Maybe. We talk. You are strong, but we are many. You could kill him, maybe kill this one, too. How many arrows can you catch. How many slicers in the back? The goblin you are holding looks very worried. The others you can see look determined. The smaller one looks like ready to pounce, to charge you swords swinging. We could deal. You let him go, we walk away, everybody lives and ruins are yours. Deal? You stare at the hobgoblin, wondering if he could be trusted. Probably not. The hobgoblin and his companion start arguing in their goblin language. The smaller one's voice reaches a shatteringly high pitch, and a final word (or maybe grunt) from the hobgoblin silences him. He looks at you, with a disturbing smile, no doubt meant to be disarming. Better deal. You let him go, we leave, AND you let us keep what we find, I tell you where kids go.
You haven't found any children since you arrived. Only small bootprints that, with new information, were likely made by these goblins. No children and no bodies. The possibility that the children could still be alive is too precious to ignore. You release the goblin, and step back. You take up a fighting stance, waiting for the goblins. The Hobgoblin hits your former captive over the head with his fist, barking orders at him. Three more goblins creep out of the bushes, all armed with crossbows, all giving you sideways glances while clutching their weapons. They scurry to hide behind the hobgoblin, eyeing you with mistrust and fear.
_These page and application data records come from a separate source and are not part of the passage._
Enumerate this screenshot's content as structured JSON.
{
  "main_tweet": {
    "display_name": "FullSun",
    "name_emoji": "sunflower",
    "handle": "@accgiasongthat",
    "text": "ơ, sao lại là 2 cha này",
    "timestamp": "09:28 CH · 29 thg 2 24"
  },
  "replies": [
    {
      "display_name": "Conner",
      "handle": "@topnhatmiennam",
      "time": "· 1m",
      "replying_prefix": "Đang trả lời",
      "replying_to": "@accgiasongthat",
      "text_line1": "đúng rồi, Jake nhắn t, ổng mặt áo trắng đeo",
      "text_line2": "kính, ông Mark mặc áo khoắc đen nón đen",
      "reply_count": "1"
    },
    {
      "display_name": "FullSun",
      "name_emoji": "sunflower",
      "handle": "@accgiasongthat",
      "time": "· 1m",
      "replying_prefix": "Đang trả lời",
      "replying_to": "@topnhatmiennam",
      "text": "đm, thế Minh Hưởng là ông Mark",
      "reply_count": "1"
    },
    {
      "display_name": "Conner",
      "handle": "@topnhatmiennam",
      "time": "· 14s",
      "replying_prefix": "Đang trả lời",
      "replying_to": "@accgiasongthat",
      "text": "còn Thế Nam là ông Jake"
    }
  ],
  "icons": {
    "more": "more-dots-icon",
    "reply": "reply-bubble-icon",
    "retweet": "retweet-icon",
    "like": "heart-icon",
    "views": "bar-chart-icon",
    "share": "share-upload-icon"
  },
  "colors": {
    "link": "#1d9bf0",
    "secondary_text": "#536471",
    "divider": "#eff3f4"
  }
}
The hobgoblin hands his bow to one of the goblins, and walks toward you, his hand held out. Boss Grur. At first, you aren't sure if he said something, or growled. Then, you realize that he gave you his name. You shake his hand, not giving him your name, and agree to the deal.
The hobgoblin claims his crew is just the 5 goblins and himself. The monastery was burned and attacked the night before. His crew was taking some wagons back home after trading in the capital. They saw the bandits (or so he called them) leaving after torching some of the buildings. They move fast, not wanna get caught I think. We wait, hide from them. When nobody came this morning, we figure everyone killed, and bandits not come back so anything they leave is fair game. They had a wagon too, big with a cover. Bandits go south, following wagon. We hid all night, in the morning, we see some kids running north. Toward those trees. The hobgoblin points to a large stand of trees a few miles northeast. The Brothers and Sisters usually avoid those woods. There are legends about foul creatures that live there, but mostly it is used as cover for goblins coming from the mountains will ill intent. After his tale, Boss Grur begins shouting orders to the goblins, who begin tossing sacks into a wagon. It is clear that these goblins were looting the storehouse when you arrived, most likely the personal belongings of the brothers as well. Good deal. All go home alive. You......want job? At the offer the other goblins immediately stop working, and stare at the two of you, some panicked, some hopeful. You simply shake your head sternly. Understanding your meaning, Grur climbs onto the wagon and whips his oxen. You watch the group as they go, to make sure they are headed east, back to the mountains.
Here you kind of have 3 choices. Go south, to hunt the bandits. Go Northeast to the forest where Grur said the kids went. Or you can go Northwest, along the main road to where the Sisters of Charity have their cloister, a couple hours of walking away.